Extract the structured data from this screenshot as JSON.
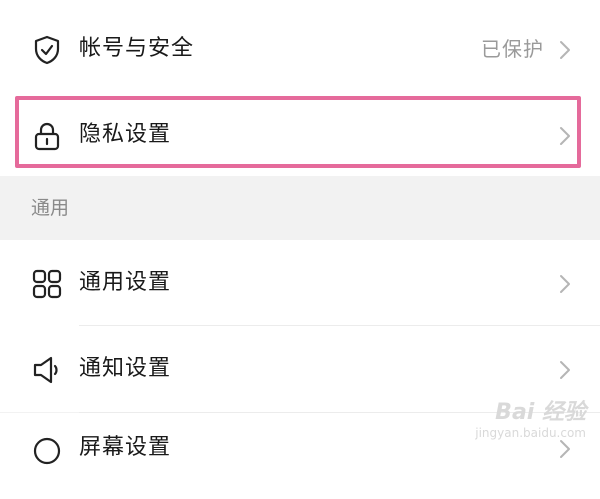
{
  "settings": {
    "rows": [
      {
        "label": "帐号与安全",
        "value": "已保护",
        "icon": "shield-check-icon"
      },
      {
        "label": "隐私设置",
        "icon": "lock-icon"
      },
      {
        "label": "通用设置",
        "icon": "grid-icon"
      },
      {
        "label": "通知设置",
        "icon": "speaker-icon"
      },
      {
        "label": "屏幕设置",
        "icon": "circle-icon"
      }
    ],
    "section_general": "通用"
  },
  "colors": {
    "highlight": "#e56a9b",
    "background": "#f2f2f2",
    "text": "#1a1a1a",
    "muted": "#9a9a9a"
  },
  "watermark": {
    "main": "Bai 经验",
    "sub": "jingyan.baidu.com"
  }
}
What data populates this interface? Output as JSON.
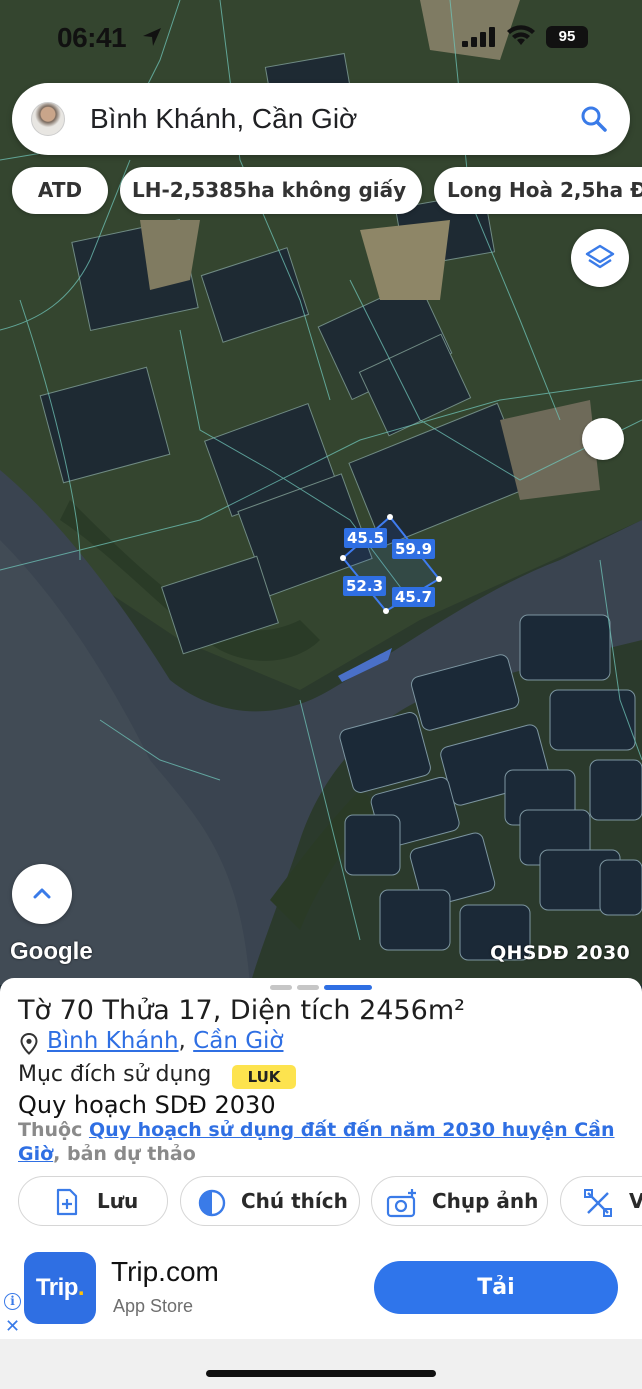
{
  "status_bar": {
    "time": "06:41",
    "battery": "95"
  },
  "search": {
    "query": "Bình Khánh, Cần Giờ"
  },
  "chips": [
    "ATD",
    "LH-2,5385ha không giấy",
    "Long Hoà 2,5ha Đ"
  ],
  "map": {
    "attribution": "Google",
    "overlay_tag": "QHSDĐ 2030",
    "parcel_edges": [
      "45.5",
      "59.9",
      "52.3",
      "45.7"
    ],
    "parcel_color": "#2f6fe3"
  },
  "sheet": {
    "title": "Tờ 70 Thửa 17, Diện tích 2456m²",
    "commune": "Bình Khánh",
    "separator": ", ",
    "district": "Cần Giờ",
    "purpose_label": "Mục đích sử dụng",
    "purpose_code": "LUK",
    "plan_heading": "Quy hoạch SDĐ 2030",
    "plan_prefix": "Thuộc ",
    "plan_link": "Quy hoạch sử dụng đất đến năm 2030 huyện Cần Giờ",
    "plan_suffix": ", bản dự thảo",
    "actions": [
      "Lưu",
      "Chú thích",
      "Chụp ảnh",
      "Vẽ"
    ]
  },
  "ad": {
    "logo_main": "Trip",
    "logo_dot": ".",
    "title": "Trip.com",
    "subtitle": "App Store",
    "button": "Tải",
    "info": "i",
    "close": "✕"
  },
  "colors": {
    "accent": "#2f6fe3",
    "badge": "#fde34e"
  }
}
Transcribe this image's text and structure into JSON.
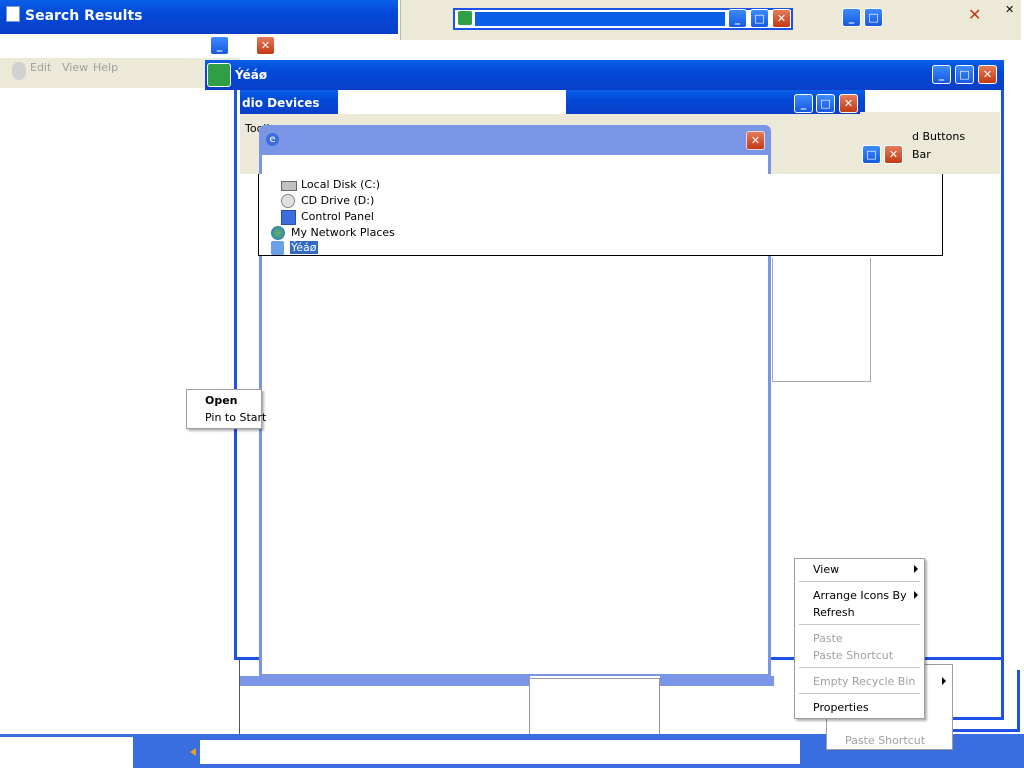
{
  "search_window": {
    "title": "Search Results",
    "menu": [
      "Edit",
      "View",
      "Help"
    ]
  },
  "main_window": {
    "title": "Ýéáø"
  },
  "audio_window": {
    "title": "dio Devices",
    "toolbar_label": "Toolba"
  },
  "taskbar_panel": {
    "buttons_label": "d Buttons",
    "bar_label": "Bar"
  },
  "explorer_popup": {
    "items": [
      {
        "label": "Local Disk (C:)",
        "icon": "hard-disk-icon"
      },
      {
        "label": "CD Drive (D:)",
        "icon": "cd-drive-icon"
      },
      {
        "label": "Control Panel",
        "icon": "control-panel-icon"
      },
      {
        "label": "My Network Places",
        "icon": "network-places-icon"
      },
      {
        "label": "Ýéáø",
        "icon": "recycle-bin-icon",
        "selected": true
      }
    ]
  },
  "start_context_menu": {
    "open_label": "Open",
    "pin_label": "Pin to Start"
  },
  "desktop_context_menu": {
    "view_label": "View",
    "arrange_label": "Arrange Icons By",
    "refresh_label": "Refresh",
    "paste_label": "Paste",
    "paste_shortcut_label": "Paste Shortcut",
    "empty_recycle_label": "Empty Recycle Bin",
    "properties_label": "Properties"
  },
  "ghost_menu": {
    "paste_shortcut_label": "Paste Shortcut"
  },
  "colors": {
    "xp_blue": "#0a5fe8",
    "frame_blue": "#1c52e6",
    "close_red": "#c23a13",
    "selection": "#316ac5"
  }
}
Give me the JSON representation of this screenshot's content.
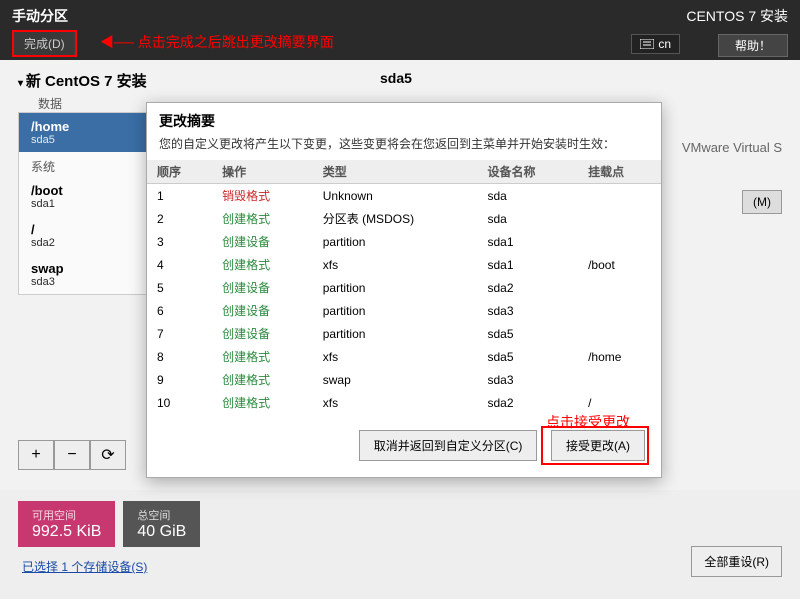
{
  "header": {
    "title": "手动分区",
    "done_button": "完成(D)",
    "installer_title": "CENTOS 7 安装",
    "keyboard": "cn",
    "help": "帮助！",
    "annotation": "点击完成之后跳出更改摘要界面"
  },
  "sidebar": {
    "install_label": "新 CentOS 7 安装",
    "data_label": "数据",
    "system_label": "系统",
    "partitions": [
      {
        "mount": "/home",
        "dev": "sda5",
        "selected": true
      },
      {
        "mount": "/boot",
        "dev": "sda1",
        "selected": false
      },
      {
        "mount": "/",
        "dev": "sda2",
        "selected": false
      },
      {
        "mount": "swap",
        "dev": "sda3",
        "selected": false
      }
    ],
    "buttons": {
      "add": "+",
      "remove": "−",
      "refresh": "⟳"
    }
  },
  "right_panel": {
    "device_label": "sda5",
    "device_desc": "VMware Virtual S",
    "modify_button": "(M)"
  },
  "modal": {
    "title": "更改摘要",
    "description": "您的自定义更改将产生以下变更，这些变更将会在您返回到主菜单并开始安装时生效：",
    "columns": {
      "order": "顺序",
      "operation": "操作",
      "type": "类型",
      "device_name": "设备名称",
      "mount_point": "挂载点"
    },
    "rows": [
      {
        "order": "1",
        "op": "销毁格式",
        "op_class": "destroy",
        "type": "Unknown",
        "dev": "sda",
        "mount": ""
      },
      {
        "order": "2",
        "op": "创建格式",
        "op_class": "create",
        "type": "分区表 (MSDOS)",
        "dev": "sda",
        "mount": ""
      },
      {
        "order": "3",
        "op": "创建设备",
        "op_class": "create",
        "type": "partition",
        "dev": "sda1",
        "mount": ""
      },
      {
        "order": "4",
        "op": "创建格式",
        "op_class": "create",
        "type": "xfs",
        "dev": "sda1",
        "mount": "/boot"
      },
      {
        "order": "5",
        "op": "创建设备",
        "op_class": "create",
        "type": "partition",
        "dev": "sda2",
        "mount": ""
      },
      {
        "order": "6",
        "op": "创建设备",
        "op_class": "create",
        "type": "partition",
        "dev": "sda3",
        "mount": ""
      },
      {
        "order": "7",
        "op": "创建设备",
        "op_class": "create",
        "type": "partition",
        "dev": "sda5",
        "mount": ""
      },
      {
        "order": "8",
        "op": "创建格式",
        "op_class": "create",
        "type": "xfs",
        "dev": "sda5",
        "mount": "/home"
      },
      {
        "order": "9",
        "op": "创建格式",
        "op_class": "create",
        "type": "swap",
        "dev": "sda3",
        "mount": ""
      },
      {
        "order": "10",
        "op": "创建格式",
        "op_class": "create",
        "type": "xfs",
        "dev": "sda2",
        "mount": "/"
      }
    ],
    "cancel_button": "取消并返回到自定义分区(C)",
    "accept_button": "接受更改(A)",
    "annotation": "点击接受更改"
  },
  "bottom": {
    "avail_label": "可用空间",
    "avail_value": "992.5 KiB",
    "total_label": "总空间",
    "total_value": "40 GiB",
    "selected_link": "已选择 1 个存储设备(S)",
    "reset_button": "全部重设(R)"
  }
}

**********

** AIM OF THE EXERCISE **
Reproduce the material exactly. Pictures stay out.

** EXERCISE RESPONSE **
Extract the structured data from this screenshot as JSON.
{
  "settings": {
    "rows": [
      {
        "label": "帐号与安全",
        "value": "已保护",
        "icon": "shield-check-icon"
      },
      {
        "label": "隐私设置",
        "icon": "lock-icon"
      },
      {
        "label": "通用设置",
        "icon": "grid-icon"
      },
      {
        "label": "通知设置",
        "icon": "speaker-icon"
      },
      {
        "label": "屏幕设置",
        "icon": "circle-icon"
      }
    ],
    "section_general": "通用"
  },
  "colors": {
    "highlight": "#e56a9b",
    "background": "#f2f2f2",
    "text": "#1a1a1a",
    "muted": "#9a9a9a"
  },
  "watermark": {
    "main": "Bai 经验",
    "sub": "jingyan.baidu.com"
  }
}
What data populates this interface? Output as JSON.
{
  "status_bar": {
    "time": "06:41",
    "battery": "95"
  },
  "search": {
    "query": "Bình Khánh, Cần Giờ"
  },
  "chips": [
    "ATD",
    "LH-2,5385ha không giấy",
    "Long Hoà 2,5ha Đ"
  ],
  "map": {
    "attribution": "Google",
    "overlay_tag": "QHSDĐ 2030",
    "parcel_edges": [
      "45.5",
      "59.9",
      "52.3",
      "45.7"
    ],
    "parcel_color": "#2f6fe3"
  },
  "sheet": {
    "title": "Tờ 70 Thửa 17, Diện tích 2456m²",
    "commune": "Bình Khánh",
    "separator": ", ",
    "district": "Cần Giờ",
    "purpose_label": "Mục đích sử dụng",
    "purpose_code": "LUK",
    "plan_heading": "Quy hoạch SDĐ 2030",
    "plan_prefix": "Thuộc ",
    "plan_link": "Quy hoạch sử dụng đất đến năm 2030 huyện Cần Giờ",
    "plan_suffix": ", bản dự thảo",
    "actions": [
      "Lưu",
      "Chú thích",
      "Chụp ảnh",
      "Vẽ"
    ]
  },
  "ad": {
    "logo_main": "Trip",
    "logo_dot": ".",
    "title": "Trip.com",
    "subtitle": "App Store",
    "button": "Tải",
    "info": "i",
    "close": "✕"
  },
  "colors": {
    "accent": "#2f6fe3",
    "badge": "#fde34e"
  }
}
Transcribe this image's text and structure into JSON.
{
  "search_window": {
    "title": "Search Results",
    "menu": [
      "Edit",
      "View",
      "Help"
    ]
  },
  "main_window": {
    "title": "Ýéáø"
  },
  "audio_window": {
    "title": "dio Devices",
    "toolbar_label": "Toolba"
  },
  "taskbar_panel": {
    "buttons_label": "d Buttons",
    "bar_label": "Bar"
  },
  "explorer_popup": {
    "items": [
      {
        "label": "Local Disk (C:)",
        "icon": "hard-disk-icon"
      },
      {
        "label": "CD Drive (D:)",
        "icon": "cd-drive-icon"
      },
      {
        "label": "Control Panel",
        "icon": "control-panel-icon"
      },
      {
        "label": "My Network Places",
        "icon": "network-places-icon"
      },
      {
        "label": "Ýéáø",
        "icon": "recycle-bin-icon",
        "selected": true
      }
    ]
  },
  "start_context_menu": {
    "open_label": "Open",
    "pin_label": "Pin to Start"
  },
  "desktop_context_menu": {
    "view_label": "View",
    "arrange_label": "Arrange Icons By",
    "refresh_label": "Refresh",
    "paste_label": "Paste",
    "paste_shortcut_label": "Paste Shortcut",
    "empty_recycle_label": "Empty Recycle Bin",
    "properties_label": "Properties"
  },
  "ghost_menu": {
    "paste_shortcut_label": "Paste Shortcut"
  },
  "colors": {
    "xp_blue": "#0a5fe8",
    "frame_blue": "#1c52e6",
    "close_red": "#c23a13",
    "selection": "#316ac5"
  }
}
Give me the JSON representation of this screenshot's content.
{
  "header": {
    "title": "手动分区",
    "done_button": "完成(D)",
    "installer_title": "CENTOS 7 安装",
    "keyboard": "cn",
    "help": "帮助！",
    "annotation": "点击完成之后跳出更改摘要界面"
  },
  "sidebar": {
    "install_label": "新 CentOS 7 安装",
    "data_label": "数据",
    "system_label": "系统",
    "partitions": [
      {
        "mount": "/home",
        "dev": "sda5",
        "selected": true
      },
      {
        "mount": "/boot",
        "dev": "sda1",
        "selected": false
      },
      {
        "mount": "/",
        "dev": "sda2",
        "selected": false
      },
      {
        "mount": "swap",
        "dev": "sda3",
        "selected": false
      }
    ],
    "buttons": {
      "add": "+",
      "remove": "−",
      "refresh": "⟳"
    }
  },
  "right_panel": {
    "device_label": "sda5",
    "device_desc": "VMware Virtual S",
    "modify_button": "(M)"
  },
  "modal": {
    "title": "更改摘要",
    "description": "您的自定义更改将产生以下变更，这些变更将会在您返回到主菜单并开始安装时生效：",
    "columns": {
      "order": "顺序",
      "operation": "操作",
      "type": "类型",
      "device_name": "设备名称",
      "mount_point": "挂载点"
    },
    "rows": [
      {
        "order": "1",
        "op": "销毁格式",
        "op_class": "destroy",
        "type": "Unknown",
        "dev": "sda",
        "mount": ""
      },
      {
        "order": "2",
        "op": "创建格式",
        "op_class": "create",
        "type": "分区表 (MSDOS)",
        "dev": "sda",
        "mount": ""
      },
      {
        "order": "3",
        "op": "创建设备",
        "op_class": "create",
        "type": "partition",
        "dev": "sda1",
        "mount": ""
      },
      {
        "order": "4",
        "op": "创建格式",
        "op_class": "create",
        "type": "xfs",
        "dev": "sda1",
        "mount": "/boot"
      },
      {
        "order": "5",
        "op": "创建设备",
        "op_class": "create",
        "type": "partition",
        "dev": "sda2",
        "mount": ""
      },
      {
        "order": "6",
        "op": "创建设备",
        "op_class": "create",
        "type": "partition",
        "dev": "sda3",
        "mount": ""
      },
      {
        "order": "7",
        "op": "创建设备",
        "op_class": "create",
        "type": "partition",
        "dev": "sda5",
        "mount": ""
      },
      {
        "order": "8",
        "op": "创建格式",
        "op_class": "create",
        "type": "xfs",
        "dev": "sda5",
        "mount": "/home"
      },
      {
        "order": "9",
        "op": "创建格式",
        "op_class": "create",
        "type": "swap",
        "dev": "sda3",
        "mount": ""
      },
      {
        "order": "10",
        "op": "创建格式",
        "op_class": "create",
        "type": "xfs",
        "dev": "sda2",
        "mount": "/"
      }
    ],
    "cancel_button": "取消并返回到自定义分区(C)",
    "accept_button": "接受更改(A)",
    "annotation": "点击接受更改"
  },
  "bottom": {
    "avail_label": "可用空间",
    "avail_value": "992.5 KiB",
    "total_label": "总空间",
    "total_value": "40 GiB",
    "selected_link": "已选择 1 个存储设备(S)",
    "reset_button": "全部重设(R)"
  }
}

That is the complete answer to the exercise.